Ms. Chase unerringly strikes the right balance between heart and humor. I found myself smiling and laughing at the clever dialogue and totally engaged in the adventure. There is also something a little old fashioned in the story. It’s the way the hero and heroine interact – with witty dialogue; it is the way their eyes meet across the room; it is the way that their relationship is restrained and allowed to develop instead of being overwhelmed by insta-love.
The characters are highly likable. Ava transforms from what she calls a twenty-three year old “living like a cat woman. Minus the cat,” to a ready-for-action agent taking down a crime ring. Owen is an assassin, not only with a heart of gold, but a strong sense of proper decorum. In my mind, I envision him as a dashing James Bond-like character including the accent. I smirked at his objections to Ava’s “potty mouth”, while at the same time arguing, “I manage to kill people while maintaining a sense of propriety.”
And let’s not forget the bra-ripping, mad race-to-get-naked scene. (We didn’t get a whole lot of this on Scarecrow and Mrs. King because it was broadcast during primetime family viewing hour.) It is intense, consuming, and sweet: “I had been drowning in her blue eyes, in the way she moved, in the way she thought, from the moment I’d first laid eyes on her.
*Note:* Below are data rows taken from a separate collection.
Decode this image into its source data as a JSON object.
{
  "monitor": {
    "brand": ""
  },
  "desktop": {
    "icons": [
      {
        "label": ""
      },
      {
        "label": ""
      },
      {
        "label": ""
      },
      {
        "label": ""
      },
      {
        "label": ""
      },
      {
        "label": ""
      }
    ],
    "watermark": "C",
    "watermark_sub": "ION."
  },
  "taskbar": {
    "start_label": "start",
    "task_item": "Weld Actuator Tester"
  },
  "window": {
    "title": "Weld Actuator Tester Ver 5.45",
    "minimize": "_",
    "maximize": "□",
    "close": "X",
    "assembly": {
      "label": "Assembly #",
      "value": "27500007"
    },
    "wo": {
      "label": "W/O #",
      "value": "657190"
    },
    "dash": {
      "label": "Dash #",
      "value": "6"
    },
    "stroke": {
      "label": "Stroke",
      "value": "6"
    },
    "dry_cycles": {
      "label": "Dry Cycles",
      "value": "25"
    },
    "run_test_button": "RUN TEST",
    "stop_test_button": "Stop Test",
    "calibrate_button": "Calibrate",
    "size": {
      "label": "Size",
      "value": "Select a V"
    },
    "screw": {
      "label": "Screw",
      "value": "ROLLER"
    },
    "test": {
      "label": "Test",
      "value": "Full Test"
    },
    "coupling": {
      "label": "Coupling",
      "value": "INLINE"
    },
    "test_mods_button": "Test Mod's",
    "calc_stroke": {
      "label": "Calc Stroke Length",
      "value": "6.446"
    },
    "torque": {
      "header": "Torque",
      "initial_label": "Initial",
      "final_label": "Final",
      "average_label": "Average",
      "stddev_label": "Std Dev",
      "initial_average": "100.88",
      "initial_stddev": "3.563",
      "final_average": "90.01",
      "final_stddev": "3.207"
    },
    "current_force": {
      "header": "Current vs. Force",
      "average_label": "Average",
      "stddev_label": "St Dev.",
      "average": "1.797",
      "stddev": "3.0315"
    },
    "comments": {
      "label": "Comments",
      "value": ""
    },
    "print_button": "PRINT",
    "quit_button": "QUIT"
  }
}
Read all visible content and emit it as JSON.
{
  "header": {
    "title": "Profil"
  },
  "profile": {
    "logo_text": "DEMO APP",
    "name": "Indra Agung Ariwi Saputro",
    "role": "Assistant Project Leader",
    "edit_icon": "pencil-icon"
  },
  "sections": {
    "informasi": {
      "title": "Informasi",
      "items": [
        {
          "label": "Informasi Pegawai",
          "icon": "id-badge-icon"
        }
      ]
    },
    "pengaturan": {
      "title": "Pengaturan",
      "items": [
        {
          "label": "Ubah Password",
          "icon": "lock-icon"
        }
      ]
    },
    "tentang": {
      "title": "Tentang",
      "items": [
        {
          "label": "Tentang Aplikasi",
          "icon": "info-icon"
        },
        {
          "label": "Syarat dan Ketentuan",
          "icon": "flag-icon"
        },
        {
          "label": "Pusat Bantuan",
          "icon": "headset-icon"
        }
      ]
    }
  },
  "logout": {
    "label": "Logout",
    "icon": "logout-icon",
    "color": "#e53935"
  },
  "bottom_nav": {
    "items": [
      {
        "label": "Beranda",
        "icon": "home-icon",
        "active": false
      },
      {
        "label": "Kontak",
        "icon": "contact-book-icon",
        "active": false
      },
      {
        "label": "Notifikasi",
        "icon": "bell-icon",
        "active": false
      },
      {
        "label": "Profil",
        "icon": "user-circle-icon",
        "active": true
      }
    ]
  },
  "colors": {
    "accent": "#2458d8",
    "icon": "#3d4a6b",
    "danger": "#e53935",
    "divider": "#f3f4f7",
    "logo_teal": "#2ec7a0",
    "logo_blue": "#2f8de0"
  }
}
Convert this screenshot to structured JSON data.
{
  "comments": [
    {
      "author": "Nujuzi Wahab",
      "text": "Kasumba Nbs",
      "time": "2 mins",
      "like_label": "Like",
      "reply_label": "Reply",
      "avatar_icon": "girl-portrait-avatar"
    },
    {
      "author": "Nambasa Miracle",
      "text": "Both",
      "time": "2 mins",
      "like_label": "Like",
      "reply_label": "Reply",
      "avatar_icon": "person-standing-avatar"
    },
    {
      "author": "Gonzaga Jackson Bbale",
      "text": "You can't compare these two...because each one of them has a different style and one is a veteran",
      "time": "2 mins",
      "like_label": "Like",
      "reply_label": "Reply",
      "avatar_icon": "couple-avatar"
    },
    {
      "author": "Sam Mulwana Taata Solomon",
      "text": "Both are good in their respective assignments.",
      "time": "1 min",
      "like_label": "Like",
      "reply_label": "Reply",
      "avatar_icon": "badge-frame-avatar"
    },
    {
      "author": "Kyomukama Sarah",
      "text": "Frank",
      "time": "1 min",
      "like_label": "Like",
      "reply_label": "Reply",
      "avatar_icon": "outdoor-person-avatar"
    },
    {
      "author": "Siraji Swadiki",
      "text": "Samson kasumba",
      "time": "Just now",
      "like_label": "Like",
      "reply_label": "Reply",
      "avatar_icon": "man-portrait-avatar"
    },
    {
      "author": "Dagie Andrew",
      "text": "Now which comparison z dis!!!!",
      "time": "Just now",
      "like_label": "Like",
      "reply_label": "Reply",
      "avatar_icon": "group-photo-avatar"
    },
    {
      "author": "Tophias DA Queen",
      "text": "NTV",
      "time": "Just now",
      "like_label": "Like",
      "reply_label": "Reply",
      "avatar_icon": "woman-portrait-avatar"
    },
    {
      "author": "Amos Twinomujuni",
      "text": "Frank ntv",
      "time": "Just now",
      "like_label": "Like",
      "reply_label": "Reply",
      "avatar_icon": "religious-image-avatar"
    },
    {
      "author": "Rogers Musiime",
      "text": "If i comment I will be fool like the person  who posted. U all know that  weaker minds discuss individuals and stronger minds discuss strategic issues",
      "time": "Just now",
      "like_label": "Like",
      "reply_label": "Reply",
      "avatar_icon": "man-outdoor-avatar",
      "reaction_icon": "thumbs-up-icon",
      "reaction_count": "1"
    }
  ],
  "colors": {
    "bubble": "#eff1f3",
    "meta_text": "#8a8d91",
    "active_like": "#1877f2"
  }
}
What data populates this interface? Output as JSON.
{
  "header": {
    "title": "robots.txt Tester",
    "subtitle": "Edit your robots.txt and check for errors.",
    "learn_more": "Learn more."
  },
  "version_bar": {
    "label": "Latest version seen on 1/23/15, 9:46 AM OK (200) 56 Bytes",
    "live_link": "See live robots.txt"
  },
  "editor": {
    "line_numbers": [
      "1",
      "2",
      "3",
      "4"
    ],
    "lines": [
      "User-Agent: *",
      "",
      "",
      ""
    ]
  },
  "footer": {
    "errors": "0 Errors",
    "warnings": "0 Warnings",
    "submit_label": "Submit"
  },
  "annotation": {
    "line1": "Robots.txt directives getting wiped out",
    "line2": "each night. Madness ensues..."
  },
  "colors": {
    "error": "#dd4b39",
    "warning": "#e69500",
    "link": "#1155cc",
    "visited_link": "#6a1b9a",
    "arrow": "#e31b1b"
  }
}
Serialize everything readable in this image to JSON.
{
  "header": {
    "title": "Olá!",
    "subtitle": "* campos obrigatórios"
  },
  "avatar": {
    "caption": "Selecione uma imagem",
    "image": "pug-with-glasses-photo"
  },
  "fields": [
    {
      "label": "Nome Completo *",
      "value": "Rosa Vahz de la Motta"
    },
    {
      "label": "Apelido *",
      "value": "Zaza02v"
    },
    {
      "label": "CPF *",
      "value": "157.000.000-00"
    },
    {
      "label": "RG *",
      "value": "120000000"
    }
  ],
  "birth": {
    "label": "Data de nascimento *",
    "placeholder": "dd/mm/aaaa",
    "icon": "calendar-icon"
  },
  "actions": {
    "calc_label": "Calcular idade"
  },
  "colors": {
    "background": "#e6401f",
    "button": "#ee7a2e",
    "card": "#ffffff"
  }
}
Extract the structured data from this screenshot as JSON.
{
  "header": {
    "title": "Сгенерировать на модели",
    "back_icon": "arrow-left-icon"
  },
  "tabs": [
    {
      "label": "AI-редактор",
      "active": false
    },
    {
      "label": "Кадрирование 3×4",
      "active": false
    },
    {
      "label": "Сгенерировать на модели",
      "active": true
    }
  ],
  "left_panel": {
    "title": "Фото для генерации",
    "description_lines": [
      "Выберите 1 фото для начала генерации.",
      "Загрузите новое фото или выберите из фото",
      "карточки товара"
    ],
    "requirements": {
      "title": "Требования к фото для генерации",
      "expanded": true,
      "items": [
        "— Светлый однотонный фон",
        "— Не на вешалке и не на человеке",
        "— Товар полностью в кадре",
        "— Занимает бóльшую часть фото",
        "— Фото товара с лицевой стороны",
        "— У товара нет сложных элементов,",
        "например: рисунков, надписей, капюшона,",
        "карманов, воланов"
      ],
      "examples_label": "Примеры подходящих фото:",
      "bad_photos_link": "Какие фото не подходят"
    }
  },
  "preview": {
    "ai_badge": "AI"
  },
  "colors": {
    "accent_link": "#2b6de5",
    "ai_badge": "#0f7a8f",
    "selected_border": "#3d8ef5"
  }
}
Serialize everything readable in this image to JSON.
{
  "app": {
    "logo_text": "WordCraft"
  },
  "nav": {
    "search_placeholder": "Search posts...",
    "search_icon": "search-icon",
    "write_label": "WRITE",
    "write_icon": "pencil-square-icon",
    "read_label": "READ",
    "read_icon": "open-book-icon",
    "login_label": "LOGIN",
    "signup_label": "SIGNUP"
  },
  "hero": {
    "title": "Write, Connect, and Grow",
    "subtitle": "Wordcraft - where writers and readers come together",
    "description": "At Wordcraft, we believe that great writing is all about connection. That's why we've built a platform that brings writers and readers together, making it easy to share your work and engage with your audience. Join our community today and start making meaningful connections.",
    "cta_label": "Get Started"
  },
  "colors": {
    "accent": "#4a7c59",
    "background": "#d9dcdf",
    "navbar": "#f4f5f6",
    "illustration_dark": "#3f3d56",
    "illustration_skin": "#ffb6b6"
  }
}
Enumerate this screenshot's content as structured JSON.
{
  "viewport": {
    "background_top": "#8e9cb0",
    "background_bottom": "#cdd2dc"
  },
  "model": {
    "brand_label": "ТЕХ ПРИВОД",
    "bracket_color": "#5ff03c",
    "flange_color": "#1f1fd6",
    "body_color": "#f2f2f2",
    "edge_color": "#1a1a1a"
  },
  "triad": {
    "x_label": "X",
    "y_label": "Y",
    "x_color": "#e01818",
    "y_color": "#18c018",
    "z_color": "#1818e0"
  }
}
Now I’d drown in the way she made me feel.” Sigh, so beautiful.
IN A NUTSHELL:
Nichole Chase is a new author to me and having experienced this charming read, I’m certain to be back for more.